▸ **TASK**:
The answer must consist of every line in the records that contains the word "JSON".

▸ **DATA SUPPLIED**:
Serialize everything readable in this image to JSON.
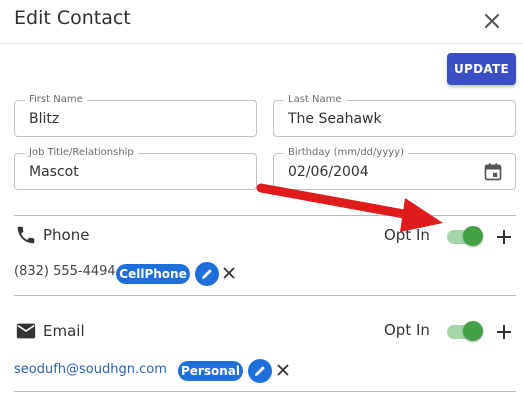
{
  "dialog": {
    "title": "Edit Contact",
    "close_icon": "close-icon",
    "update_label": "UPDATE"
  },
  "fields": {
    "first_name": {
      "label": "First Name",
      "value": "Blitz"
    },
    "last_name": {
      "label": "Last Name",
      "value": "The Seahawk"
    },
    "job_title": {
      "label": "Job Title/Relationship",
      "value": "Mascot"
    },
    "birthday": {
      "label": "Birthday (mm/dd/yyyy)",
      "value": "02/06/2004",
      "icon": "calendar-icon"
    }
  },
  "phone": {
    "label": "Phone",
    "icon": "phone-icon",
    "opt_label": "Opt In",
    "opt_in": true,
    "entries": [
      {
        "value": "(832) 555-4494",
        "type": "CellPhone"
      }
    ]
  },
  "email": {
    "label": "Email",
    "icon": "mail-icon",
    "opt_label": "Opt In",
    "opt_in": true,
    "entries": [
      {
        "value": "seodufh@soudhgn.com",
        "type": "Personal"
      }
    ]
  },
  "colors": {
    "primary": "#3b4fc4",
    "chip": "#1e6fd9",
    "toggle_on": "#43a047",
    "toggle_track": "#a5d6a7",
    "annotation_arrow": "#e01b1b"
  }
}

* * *

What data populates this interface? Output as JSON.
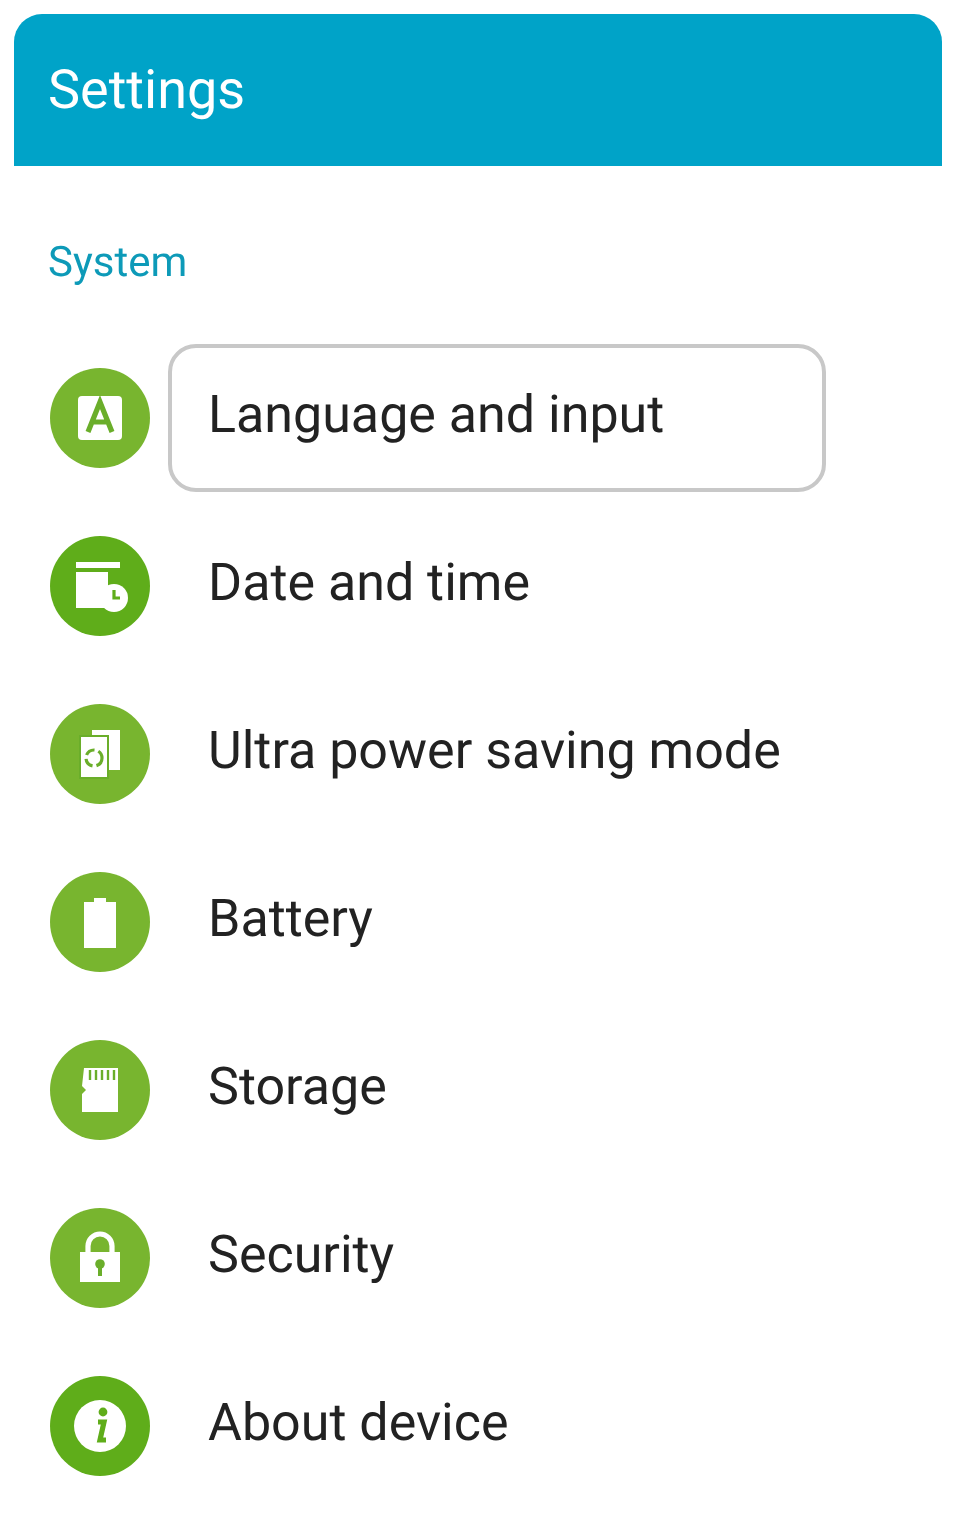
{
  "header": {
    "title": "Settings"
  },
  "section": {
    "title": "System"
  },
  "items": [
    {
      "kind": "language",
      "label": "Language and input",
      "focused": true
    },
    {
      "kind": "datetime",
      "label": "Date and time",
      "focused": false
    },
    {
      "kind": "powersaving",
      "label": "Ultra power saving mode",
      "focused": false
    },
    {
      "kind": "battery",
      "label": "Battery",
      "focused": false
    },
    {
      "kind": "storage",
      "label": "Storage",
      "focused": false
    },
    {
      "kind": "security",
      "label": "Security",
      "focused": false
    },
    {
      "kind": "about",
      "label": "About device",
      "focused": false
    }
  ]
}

▸ **FINISHED EXERCISE**:
Serialize everything readable in this image to JSON.
What data populates this interface? Output as JSON.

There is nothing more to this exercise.